Exercise objective:
Your copy of the data below must be exact and must leave out all pictures.

Extracted material:
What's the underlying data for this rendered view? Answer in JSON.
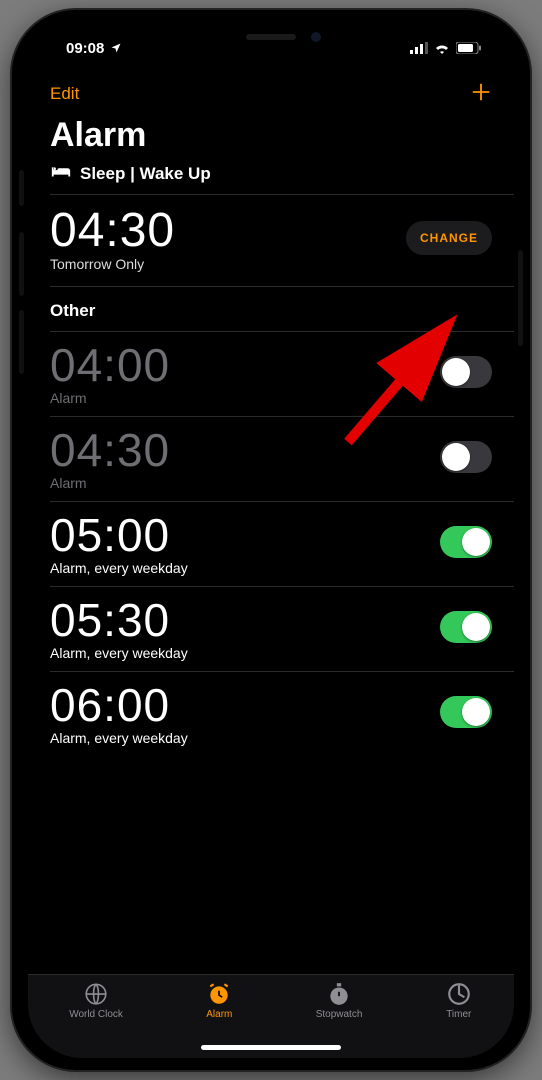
{
  "status": {
    "time": "09:08"
  },
  "nav": {
    "edit": "Edit"
  },
  "title": "Alarm",
  "sleep_section": {
    "header": "Sleep | Wake Up",
    "time": "04:30",
    "subtitle": "Tomorrow Only",
    "change_label": "CHANGE"
  },
  "other_section": {
    "header": "Other"
  },
  "alarms": [
    {
      "time": "04:00",
      "label": "Alarm",
      "enabled": false
    },
    {
      "time": "04:30",
      "label": "Alarm",
      "enabled": false
    },
    {
      "time": "05:00",
      "label": "Alarm, every weekday",
      "enabled": true
    },
    {
      "time": "05:30",
      "label": "Alarm, every weekday",
      "enabled": true
    },
    {
      "time": "06:00",
      "label": "Alarm, every weekday",
      "enabled": true
    }
  ],
  "tabs": {
    "world_clock": "World Clock",
    "alarm": "Alarm",
    "stopwatch": "Stopwatch",
    "timer": "Timer"
  }
}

Response to the exercise:
What's the underlying data for this rendered view? Answer in JSON.
{
  "status": {
    "time": "09:08"
  },
  "nav": {
    "edit": "Edit"
  },
  "title": "Alarm",
  "sleep_section": {
    "header": "Sleep | Wake Up",
    "time": "04:30",
    "subtitle": "Tomorrow Only",
    "change_label": "CHANGE"
  },
  "other_section": {
    "header": "Other"
  },
  "alarms": [
    {
      "time": "04:00",
      "label": "Alarm",
      "enabled": false
    },
    {
      "time": "04:30",
      "label": "Alarm",
      "enabled": false
    },
    {
      "time": "05:00",
      "label": "Alarm, every weekday",
      "enabled": true
    },
    {
      "time": "05:30",
      "label": "Alarm, every weekday",
      "enabled": true
    },
    {
      "time": "06:00",
      "label": "Alarm, every weekday",
      "enabled": true
    }
  ],
  "tabs": {
    "world_clock": "World Clock",
    "alarm": "Alarm",
    "stopwatch": "Stopwatch",
    "timer": "Timer"
  }
}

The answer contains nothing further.